▼▼▼

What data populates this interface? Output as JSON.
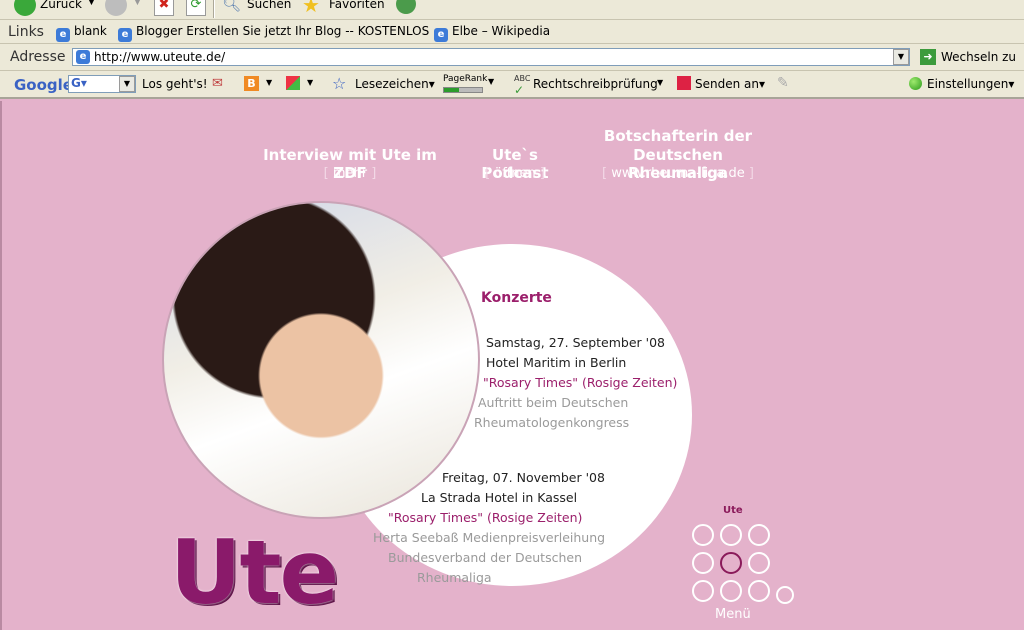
{
  "browser": {
    "toolbar": {
      "back_label": "Zurück",
      "search_label": "Suchen",
      "favorites_label": "Favoriten"
    },
    "links_bar": {
      "label": "Links",
      "items": [
        "blank",
        "Blogger Erstellen Sie jetzt Ihr Blog -- KOSTENLOS",
        "Elbe – Wikipedia"
      ]
    },
    "address_bar": {
      "label": "Adresse",
      "url": "http://www.uteute.de/",
      "go_label": "Wechseln zu"
    },
    "google_bar": {
      "logo": "Google",
      "go_label": "Los geht's!",
      "bookmarks_label": "Lesezeichen",
      "pagerank_label": "PageRank",
      "spellcheck_label": "Rechtschreibprüfung",
      "send_label": "Senden an",
      "settings_label": "Einstellungen"
    }
  },
  "page": {
    "nav": [
      {
        "title": "Interview mit Ute im ZDF",
        "link": "mehr"
      },
      {
        "title": "Ute`s Podcast",
        "link": "öffnen"
      },
      {
        "title_line1": "Botschafterin der",
        "title_line2": "Deutschen Rheumaliga",
        "link": "www.rheuma-liga.de"
      }
    ],
    "concerts": {
      "heading": "Konzerte",
      "events": [
        {
          "date": "Samstag, 27. September '08",
          "venue": "Hotel Maritim in Berlin",
          "program": "\"Rosary Times\" (Rosige Zeiten)",
          "note_line1": "Auftritt beim Deutschen",
          "note_line2": "Rheumatologenkongress"
        },
        {
          "date": "Freitag, 07. November '08",
          "venue": "La Strada Hotel in Kassel",
          "program": "\"Rosary Times\" (Rosige Zeiten)",
          "note_line1": "Herta Seebaß Medienpreisverleihung",
          "note_line2": "Bundesverband der Deutschen",
          "note_line3": "Rheumaliga"
        }
      ]
    },
    "logo_text": "Ute",
    "menu": {
      "top_label": "Ute",
      "bottom_label": "Menü"
    }
  },
  "colors": {
    "background": "#e4b2cb",
    "accent": "#9b1f6b",
    "chrome": "#ece9d8"
  }
}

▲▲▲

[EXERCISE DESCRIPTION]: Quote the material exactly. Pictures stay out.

[SOLUTION FOR THIS PROBLEM]:
What data populates this interface? Output as JSON.
{
  "browser": {
    "toolbar": {
      "back_label": "Zurück",
      "search_label": "Suchen",
      "favorites_label": "Favoriten"
    },
    "links_bar": {
      "label": "Links",
      "items": [
        "blank",
        "Blogger Erstellen Sie jetzt Ihr Blog -- KOSTENLOS",
        "Elbe – Wikipedia"
      ]
    },
    "address_bar": {
      "label": "Adresse",
      "url": "http://www.uteute.de/",
      "go_label": "Wechseln zu"
    },
    "google_bar": {
      "logo": "Google",
      "go_label": "Los geht's!",
      "bookmarks_label": "Lesezeichen",
      "pagerank_label": "PageRank",
      "spellcheck_label": "Rechtschreibprüfung",
      "send_label": "Senden an",
      "settings_label": "Einstellungen"
    }
  },
  "page": {
    "nav": [
      {
        "title": "Interview mit Ute im ZDF",
        "link": "mehr"
      },
      {
        "title": "Ute`s Podcast",
        "link": "öffnen"
      },
      {
        "title_line1": "Botschafterin der",
        "title_line2": "Deutschen Rheumaliga",
        "link": "www.rheuma-liga.de"
      }
    ],
    "concerts": {
      "heading": "Konzerte",
      "events": [
        {
          "date": "Samstag, 27. September '08",
          "venue": "Hotel Maritim in Berlin",
          "program": "\"Rosary Times\" (Rosige Zeiten)",
          "note_line1": "Auftritt beim Deutschen",
          "note_line2": "Rheumatologenkongress"
        },
        {
          "date": "Freitag, 07. November '08",
          "venue": "La Strada Hotel in Kassel",
          "program": "\"Rosary Times\" (Rosige Zeiten)",
          "note_line1": "Herta Seebaß Medienpreisverleihung",
          "note_line2": "Bundesverband der Deutschen",
          "note_line3": "Rheumaliga"
        }
      ]
    },
    "logo_text": "Ute",
    "menu": {
      "top_label": "Ute",
      "bottom_label": "Menü"
    }
  },
  "colors": {
    "background": "#e4b2cb",
    "accent": "#9b1f6b",
    "chrome": "#ece9d8"
  }
}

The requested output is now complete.